I recently moved into Developer Solution Specialist role. This role has a decent amount of focus around application lifecycle management. As such, I have been spending a decent amount of time talking about development and testing processes. The one interesting bit that has struck me is the concept around process and developers.

Consider this. An organization, whether it be a bank, hospital or retail shop, has a set of processes. Quite often, this process would start off as a manual process. For example, taking orders might initially start off being manual. In order to achieve some optimization, they look to take this process and automate it. This is typically where a team of developers would come into play. They would build an application that would automate this process. Assuming this is well done, this automation of the processes would result in a significant productivity improvement. In the case of taking orders, you would now have a central system that would be easy to share, create and data mine. The sales people get to spend more time selling , and less time doing admin.

Developers, and other roles in the software developer lifecycle like business analysts, architects, testers, dbas etc all play a critical part in improving this process. Now this is where the interesting paradox comes in. Development teams spend a decent amount of time improving other’s processes, but spend very little time on improving their own.

Software development on its own is also a process. There are different kinds of streams. For example, you have a process when a bug occurs in production. You have a different process for dealing with a feature request, and you might have a different process for dealing with legal requirements.

Yet, it is interesting as to how little time is spent on improving processes within a software development team. For many teams, it it like we are still handling of invoices on paper. At a recent event, where we had more than 150 attendees, virtually no one in the room had a defined process for dealing with a bug in production. That is, the process for dealing with it is totally ad-hoc. Surely the time has some for software teams to improve their own processes.

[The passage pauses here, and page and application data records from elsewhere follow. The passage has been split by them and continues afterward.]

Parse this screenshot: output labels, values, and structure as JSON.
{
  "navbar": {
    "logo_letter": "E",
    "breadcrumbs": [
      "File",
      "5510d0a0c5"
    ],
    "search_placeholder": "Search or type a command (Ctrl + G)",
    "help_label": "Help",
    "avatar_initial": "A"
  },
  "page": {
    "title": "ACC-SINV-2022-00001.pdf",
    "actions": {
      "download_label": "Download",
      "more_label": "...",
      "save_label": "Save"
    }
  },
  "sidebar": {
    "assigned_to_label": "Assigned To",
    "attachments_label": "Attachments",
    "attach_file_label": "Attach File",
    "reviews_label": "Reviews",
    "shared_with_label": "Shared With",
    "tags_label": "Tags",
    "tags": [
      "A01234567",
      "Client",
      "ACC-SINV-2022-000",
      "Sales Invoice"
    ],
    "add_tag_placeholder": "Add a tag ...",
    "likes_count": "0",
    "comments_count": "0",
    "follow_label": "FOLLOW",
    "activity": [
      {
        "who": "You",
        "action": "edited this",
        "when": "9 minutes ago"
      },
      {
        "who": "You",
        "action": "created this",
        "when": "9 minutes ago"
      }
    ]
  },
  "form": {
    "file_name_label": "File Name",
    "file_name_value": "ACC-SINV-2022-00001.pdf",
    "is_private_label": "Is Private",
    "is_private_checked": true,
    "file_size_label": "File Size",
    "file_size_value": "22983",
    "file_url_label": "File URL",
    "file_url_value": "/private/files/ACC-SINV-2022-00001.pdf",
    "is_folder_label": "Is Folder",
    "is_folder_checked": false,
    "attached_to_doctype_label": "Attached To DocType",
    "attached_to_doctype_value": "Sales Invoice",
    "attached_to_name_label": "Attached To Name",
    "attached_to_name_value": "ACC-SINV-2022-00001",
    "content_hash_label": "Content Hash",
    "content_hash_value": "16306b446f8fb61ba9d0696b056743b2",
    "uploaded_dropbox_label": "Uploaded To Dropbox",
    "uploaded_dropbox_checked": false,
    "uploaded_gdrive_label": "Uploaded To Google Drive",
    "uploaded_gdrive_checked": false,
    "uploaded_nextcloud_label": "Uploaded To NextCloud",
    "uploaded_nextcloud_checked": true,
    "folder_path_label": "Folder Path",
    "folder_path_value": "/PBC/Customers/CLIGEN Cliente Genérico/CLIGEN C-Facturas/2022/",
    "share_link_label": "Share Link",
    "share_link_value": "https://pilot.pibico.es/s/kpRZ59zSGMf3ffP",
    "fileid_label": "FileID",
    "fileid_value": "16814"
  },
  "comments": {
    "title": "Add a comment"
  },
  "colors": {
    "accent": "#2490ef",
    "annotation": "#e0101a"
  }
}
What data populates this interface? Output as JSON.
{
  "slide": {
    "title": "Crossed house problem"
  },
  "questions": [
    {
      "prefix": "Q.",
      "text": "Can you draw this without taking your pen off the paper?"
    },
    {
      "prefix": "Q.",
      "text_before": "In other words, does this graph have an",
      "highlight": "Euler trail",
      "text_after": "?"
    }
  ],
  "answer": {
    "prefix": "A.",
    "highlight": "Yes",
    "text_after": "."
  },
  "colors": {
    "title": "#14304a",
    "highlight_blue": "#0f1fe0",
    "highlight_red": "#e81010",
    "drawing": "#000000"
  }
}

At Microsoft, they have a milestone (aka iteration) called MQ. MQ stands for Milestone Quality. You can check an oldish video on it here. The basic premise is to spend some time (or an iteration) focussed on improving processes. Brian Harry also references MQ.